═════ The input

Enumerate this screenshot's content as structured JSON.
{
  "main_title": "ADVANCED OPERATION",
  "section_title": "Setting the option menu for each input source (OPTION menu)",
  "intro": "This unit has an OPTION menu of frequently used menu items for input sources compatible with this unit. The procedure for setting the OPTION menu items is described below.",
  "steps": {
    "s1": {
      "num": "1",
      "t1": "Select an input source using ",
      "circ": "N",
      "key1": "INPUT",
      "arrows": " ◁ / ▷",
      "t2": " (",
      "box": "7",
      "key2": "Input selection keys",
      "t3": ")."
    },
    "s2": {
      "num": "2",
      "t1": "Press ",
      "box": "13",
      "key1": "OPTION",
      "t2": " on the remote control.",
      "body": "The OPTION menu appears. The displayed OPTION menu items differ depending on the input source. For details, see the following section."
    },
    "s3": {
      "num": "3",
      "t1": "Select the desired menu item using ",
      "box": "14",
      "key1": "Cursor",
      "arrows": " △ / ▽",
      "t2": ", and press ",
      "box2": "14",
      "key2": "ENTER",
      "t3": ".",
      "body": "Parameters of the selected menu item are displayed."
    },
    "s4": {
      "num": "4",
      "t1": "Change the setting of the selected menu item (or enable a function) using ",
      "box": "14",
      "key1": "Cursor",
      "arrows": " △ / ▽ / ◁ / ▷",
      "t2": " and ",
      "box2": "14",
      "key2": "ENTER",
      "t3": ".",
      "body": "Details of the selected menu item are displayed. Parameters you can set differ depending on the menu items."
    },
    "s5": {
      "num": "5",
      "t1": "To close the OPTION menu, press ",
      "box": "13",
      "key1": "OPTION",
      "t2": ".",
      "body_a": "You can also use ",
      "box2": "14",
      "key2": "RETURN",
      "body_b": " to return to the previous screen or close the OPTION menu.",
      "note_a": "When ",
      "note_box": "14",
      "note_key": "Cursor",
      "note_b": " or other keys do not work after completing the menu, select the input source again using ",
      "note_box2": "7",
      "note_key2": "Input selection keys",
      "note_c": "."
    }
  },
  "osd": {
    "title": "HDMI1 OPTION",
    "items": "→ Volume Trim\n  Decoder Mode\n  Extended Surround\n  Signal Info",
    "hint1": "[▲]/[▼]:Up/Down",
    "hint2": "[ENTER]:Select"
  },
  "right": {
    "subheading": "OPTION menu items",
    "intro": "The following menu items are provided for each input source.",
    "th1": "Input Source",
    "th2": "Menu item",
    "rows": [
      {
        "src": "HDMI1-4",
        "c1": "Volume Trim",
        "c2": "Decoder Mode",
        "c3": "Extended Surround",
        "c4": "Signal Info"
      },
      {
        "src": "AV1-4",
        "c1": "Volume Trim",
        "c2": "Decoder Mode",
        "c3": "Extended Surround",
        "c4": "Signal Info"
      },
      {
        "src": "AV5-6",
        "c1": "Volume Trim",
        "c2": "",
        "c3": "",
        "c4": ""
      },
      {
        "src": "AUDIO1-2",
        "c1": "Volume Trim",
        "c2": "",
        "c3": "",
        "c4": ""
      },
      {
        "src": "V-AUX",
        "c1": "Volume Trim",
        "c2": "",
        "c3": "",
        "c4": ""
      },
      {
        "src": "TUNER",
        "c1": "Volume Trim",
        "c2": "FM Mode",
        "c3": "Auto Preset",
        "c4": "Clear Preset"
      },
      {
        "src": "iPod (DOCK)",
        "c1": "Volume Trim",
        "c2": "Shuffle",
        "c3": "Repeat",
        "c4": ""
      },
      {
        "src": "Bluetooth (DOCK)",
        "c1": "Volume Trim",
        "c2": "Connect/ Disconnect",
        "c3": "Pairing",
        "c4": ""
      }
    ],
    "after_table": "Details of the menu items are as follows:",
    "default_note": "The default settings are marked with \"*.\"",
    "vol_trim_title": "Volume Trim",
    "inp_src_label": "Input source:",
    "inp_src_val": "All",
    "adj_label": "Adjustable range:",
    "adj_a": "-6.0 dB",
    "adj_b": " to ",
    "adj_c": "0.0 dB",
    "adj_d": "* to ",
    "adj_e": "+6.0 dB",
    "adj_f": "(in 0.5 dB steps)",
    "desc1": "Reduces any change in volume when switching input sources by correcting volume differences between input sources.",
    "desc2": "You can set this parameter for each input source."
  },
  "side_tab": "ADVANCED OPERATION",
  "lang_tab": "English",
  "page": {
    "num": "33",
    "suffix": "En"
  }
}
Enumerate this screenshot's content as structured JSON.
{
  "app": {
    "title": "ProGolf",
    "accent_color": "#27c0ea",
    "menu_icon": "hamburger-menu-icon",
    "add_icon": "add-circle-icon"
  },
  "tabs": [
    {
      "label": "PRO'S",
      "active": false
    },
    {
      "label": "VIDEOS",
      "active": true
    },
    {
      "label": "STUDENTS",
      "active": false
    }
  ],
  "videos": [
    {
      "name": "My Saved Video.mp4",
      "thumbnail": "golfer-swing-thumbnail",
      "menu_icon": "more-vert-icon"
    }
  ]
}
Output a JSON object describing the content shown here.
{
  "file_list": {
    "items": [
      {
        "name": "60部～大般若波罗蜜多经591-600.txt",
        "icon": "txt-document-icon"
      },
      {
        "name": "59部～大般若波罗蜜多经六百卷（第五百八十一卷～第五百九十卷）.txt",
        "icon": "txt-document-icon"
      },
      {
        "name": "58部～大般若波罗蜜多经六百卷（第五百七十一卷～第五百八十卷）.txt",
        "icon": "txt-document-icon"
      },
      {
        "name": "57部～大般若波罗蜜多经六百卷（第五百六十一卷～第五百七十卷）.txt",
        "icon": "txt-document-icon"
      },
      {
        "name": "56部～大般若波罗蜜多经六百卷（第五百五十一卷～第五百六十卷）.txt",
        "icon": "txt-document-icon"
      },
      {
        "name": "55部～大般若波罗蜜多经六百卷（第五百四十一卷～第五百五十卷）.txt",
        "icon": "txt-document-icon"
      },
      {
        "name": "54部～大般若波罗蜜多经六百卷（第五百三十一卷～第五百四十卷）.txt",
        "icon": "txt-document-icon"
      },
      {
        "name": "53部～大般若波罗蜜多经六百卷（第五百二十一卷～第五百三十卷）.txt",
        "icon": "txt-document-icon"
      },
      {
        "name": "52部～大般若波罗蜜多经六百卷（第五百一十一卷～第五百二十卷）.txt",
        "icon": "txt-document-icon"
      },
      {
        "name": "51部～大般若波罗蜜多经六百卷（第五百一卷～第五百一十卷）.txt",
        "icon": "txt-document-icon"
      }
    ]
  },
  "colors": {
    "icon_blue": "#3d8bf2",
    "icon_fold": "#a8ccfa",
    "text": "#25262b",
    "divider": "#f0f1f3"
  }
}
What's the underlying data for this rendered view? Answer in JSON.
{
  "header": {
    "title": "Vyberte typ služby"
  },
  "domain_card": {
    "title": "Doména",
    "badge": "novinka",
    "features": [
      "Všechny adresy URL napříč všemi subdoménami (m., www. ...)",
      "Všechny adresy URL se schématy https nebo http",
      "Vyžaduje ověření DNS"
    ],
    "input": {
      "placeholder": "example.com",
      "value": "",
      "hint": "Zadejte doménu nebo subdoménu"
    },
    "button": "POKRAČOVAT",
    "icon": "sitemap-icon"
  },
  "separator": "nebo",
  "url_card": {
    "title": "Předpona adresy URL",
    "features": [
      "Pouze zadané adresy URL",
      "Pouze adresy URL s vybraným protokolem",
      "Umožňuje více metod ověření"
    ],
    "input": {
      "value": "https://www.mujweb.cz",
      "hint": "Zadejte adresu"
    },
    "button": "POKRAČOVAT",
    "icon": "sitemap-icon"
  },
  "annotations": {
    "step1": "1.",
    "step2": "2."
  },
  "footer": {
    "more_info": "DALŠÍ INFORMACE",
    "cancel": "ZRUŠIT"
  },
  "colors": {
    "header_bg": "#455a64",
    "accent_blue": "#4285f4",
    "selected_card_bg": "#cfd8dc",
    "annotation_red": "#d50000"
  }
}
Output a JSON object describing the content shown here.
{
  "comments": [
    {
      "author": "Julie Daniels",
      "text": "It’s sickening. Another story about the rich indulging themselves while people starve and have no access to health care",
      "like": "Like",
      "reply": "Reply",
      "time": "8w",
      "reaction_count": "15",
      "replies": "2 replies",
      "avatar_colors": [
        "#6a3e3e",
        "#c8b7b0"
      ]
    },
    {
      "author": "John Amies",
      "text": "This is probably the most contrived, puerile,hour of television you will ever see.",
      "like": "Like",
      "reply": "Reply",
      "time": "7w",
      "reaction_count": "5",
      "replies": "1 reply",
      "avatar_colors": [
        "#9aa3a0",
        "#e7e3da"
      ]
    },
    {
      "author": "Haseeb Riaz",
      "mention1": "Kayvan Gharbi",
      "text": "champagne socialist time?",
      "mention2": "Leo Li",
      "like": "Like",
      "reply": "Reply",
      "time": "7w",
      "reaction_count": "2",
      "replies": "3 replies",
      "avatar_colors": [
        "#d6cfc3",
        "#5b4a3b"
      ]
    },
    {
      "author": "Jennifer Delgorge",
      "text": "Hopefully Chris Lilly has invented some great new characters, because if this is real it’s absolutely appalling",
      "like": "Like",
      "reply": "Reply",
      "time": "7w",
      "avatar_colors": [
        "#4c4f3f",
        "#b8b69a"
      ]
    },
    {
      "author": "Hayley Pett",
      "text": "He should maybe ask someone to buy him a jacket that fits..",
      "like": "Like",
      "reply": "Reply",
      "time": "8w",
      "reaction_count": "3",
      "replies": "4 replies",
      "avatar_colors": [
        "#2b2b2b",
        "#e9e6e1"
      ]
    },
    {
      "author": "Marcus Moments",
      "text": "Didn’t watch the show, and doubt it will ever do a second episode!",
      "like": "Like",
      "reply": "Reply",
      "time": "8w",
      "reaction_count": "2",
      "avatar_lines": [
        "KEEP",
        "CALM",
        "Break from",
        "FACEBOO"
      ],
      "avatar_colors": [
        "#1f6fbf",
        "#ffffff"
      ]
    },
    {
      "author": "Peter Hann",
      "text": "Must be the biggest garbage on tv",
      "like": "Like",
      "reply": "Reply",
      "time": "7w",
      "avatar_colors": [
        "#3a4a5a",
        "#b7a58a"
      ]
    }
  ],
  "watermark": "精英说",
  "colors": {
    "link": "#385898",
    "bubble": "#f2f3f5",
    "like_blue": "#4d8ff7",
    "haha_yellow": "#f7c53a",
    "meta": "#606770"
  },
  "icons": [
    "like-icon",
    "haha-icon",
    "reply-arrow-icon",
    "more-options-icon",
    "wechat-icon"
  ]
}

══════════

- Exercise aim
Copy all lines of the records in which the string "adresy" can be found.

- Answer to the exercise
      "Všechny adresy URL napříč všemi subdoménami (m., www. ...)",
      "Všechny adresy URL se schématy https nebo http",
    "title": "Předpona adresy URL",
      "Pouze zadané adresy URL",
      "Pouze adresy URL s vybraným protokolem",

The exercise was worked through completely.